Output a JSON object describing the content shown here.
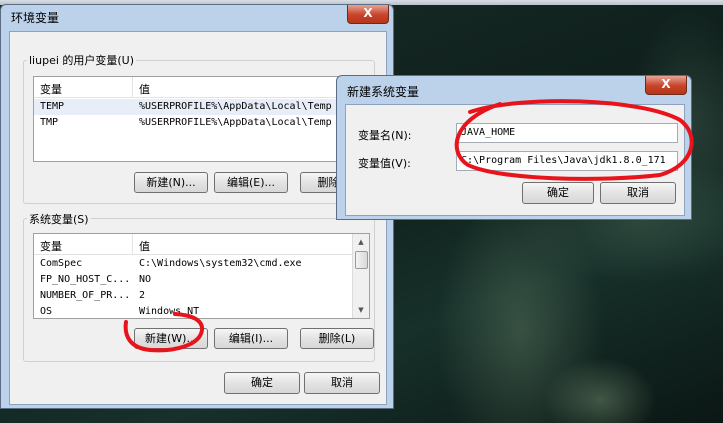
{
  "background": {
    "color": "#0e1c18"
  },
  "env_dialog": {
    "title": "环境变量",
    "close_glyph": "X",
    "user_vars": {
      "group_label": "liupei 的用户变量(U)",
      "col_var": "变量",
      "col_val": "值",
      "rows": [
        {
          "name": "TEMP",
          "value": "%USERPROFILE%\\AppData\\Local\\Temp"
        },
        {
          "name": "TMP",
          "value": "%USERPROFILE%\\AppData\\Local\\Temp"
        }
      ],
      "new_button": "新建(N)...",
      "edit_button": "编辑(E)...",
      "delete_button": "删除(D)"
    },
    "sys_vars": {
      "group_label": "系统变量(S)",
      "col_var": "变量",
      "col_val": "值",
      "rows": [
        {
          "name": "ComSpec",
          "value": "C:\\Windows\\system32\\cmd.exe"
        },
        {
          "name": "FP_NO_HOST_C...",
          "value": "NO"
        },
        {
          "name": "NUMBER_OF_PR...",
          "value": "2"
        },
        {
          "name": "OS",
          "value": "Windows_NT"
        }
      ],
      "new_button": "新建(W)...",
      "edit_button": "编辑(I)...",
      "delete_button": "删除(L)"
    },
    "ok_button": "确定",
    "cancel_button": "取消"
  },
  "new_var_dialog": {
    "title": "新建系统变量",
    "close_glyph": "X",
    "name_label": "变量名(N):",
    "name_value": "JAVA_HOME",
    "value_label": "变量值(V):",
    "value_value": "C:\\Program Files\\Java\\jdk1.8.0_171",
    "ok_button": "确定",
    "cancel_button": "取消"
  },
  "annotation_color": "#e8141c"
}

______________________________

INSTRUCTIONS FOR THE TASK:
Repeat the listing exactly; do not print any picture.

ANSWER AREA:
Output a JSON object describing the content shown here.
{
  "background": {
    "color": "#0e1c18"
  },
  "env_dialog": {
    "title": "环境变量",
    "close_glyph": "X",
    "user_vars": {
      "group_label": "liupei 的用户变量(U)",
      "col_var": "变量",
      "col_val": "值",
      "rows": [
        {
          "name": "TEMP",
          "value": "%USERPROFILE%\\AppData\\Local\\Temp"
        },
        {
          "name": "TMP",
          "value": "%USERPROFILE%\\AppData\\Local\\Temp"
        }
      ],
      "new_button": "新建(N)...",
      "edit_button": "编辑(E)...",
      "delete_button": "删除(D)"
    },
    "sys_vars": {
      "group_label": "系统变量(S)",
      "col_var": "变量",
      "col_val": "值",
      "rows": [
        {
          "name": "ComSpec",
          "value": "C:\\Windows\\system32\\cmd.exe"
        },
        {
          "name": "FP_NO_HOST_C...",
          "value": "NO"
        },
        {
          "name": "NUMBER_OF_PR...",
          "value": "2"
        },
        {
          "name": "OS",
          "value": "Windows_NT"
        }
      ],
      "new_button": "新建(W)...",
      "edit_button": "编辑(I)...",
      "delete_button": "删除(L)"
    },
    "ok_button": "确定",
    "cancel_button": "取消"
  },
  "new_var_dialog": {
    "title": "新建系统变量",
    "close_glyph": "X",
    "name_label": "变量名(N):",
    "name_value": "JAVA_HOME",
    "value_label": "变量值(V):",
    "value_value": "C:\\Program Files\\Java\\jdk1.8.0_171",
    "ok_button": "确定",
    "cancel_button": "取消"
  },
  "annotation_color": "#e8141c"
}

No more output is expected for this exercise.